Some clients have found benefit by adding one final step to this exercise. Once they are mentally inside the place of calm, they pick an object—it can be a small stone or piece of jewelry—and they imbue that object with the spirit of the place of calm. They then carry that object in a pocket, and when nervous or worried, they touch the stone as a way to reconnect with that centered calmness. The traditions of sacred talismans, worry beads, and rosaries are examples of how just being in contact with an object imbued with meaning can calm a racing heart.

The above exercises, in combination with the breathing and centering exercises, can and should be used before any high-stakes communication. Calm is catching, focus is riveting, and mastery of one’s adrenaline response is essential for the content inside your head to be embedded in your audiences’ heads. I’ll repeat my favorite new saying: practice doesn’t make perfect; it makes imperfection livable. Great communicators practice. A lot.

As we all know, the body is a deeply interconnected system. No system is separate, and each impacts the others. Nonetheless, it is my hope that by having explored some of the suggested exercises, you’ve gotten to experience how even the slightest adjustment in one part of the body can have a profound impact on how you connect, what you communicate, and what others experience of you. We are, at all times, both senders and receivers of complex signals in the present. The next chapter will focus on presence, how it influences who we are, how we are perceived, and how we can be flexible in an ever-shifting now.

Chapter 5: Center of Unconscious Gravity

Review Exercises

✵ Center Control Towers—experience shifting centers

✵ Happy Shoulders/Sad Hips—movement and emotion

✵ Happy Shoulders/Sad Feet While Presenting—how movement changes meaning

✵ Lions, Tigers, Bears, … and Puppies—managing different personalities

✵ Your Inner Animal—knowing your style needs
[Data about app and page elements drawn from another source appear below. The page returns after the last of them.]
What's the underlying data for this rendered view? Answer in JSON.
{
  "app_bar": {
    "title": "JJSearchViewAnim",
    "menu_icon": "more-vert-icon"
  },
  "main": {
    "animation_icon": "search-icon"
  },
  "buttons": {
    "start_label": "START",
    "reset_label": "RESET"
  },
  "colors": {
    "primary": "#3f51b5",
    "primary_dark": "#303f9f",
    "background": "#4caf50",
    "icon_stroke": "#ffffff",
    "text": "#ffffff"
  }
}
✵ Take It All In—focus, calm nervous energy

✵ Focus On—deeper concentration

✵ Focus On While Presenting—dual focus for concentration

✵ Safe-Place Sense Memory—accessing inner calm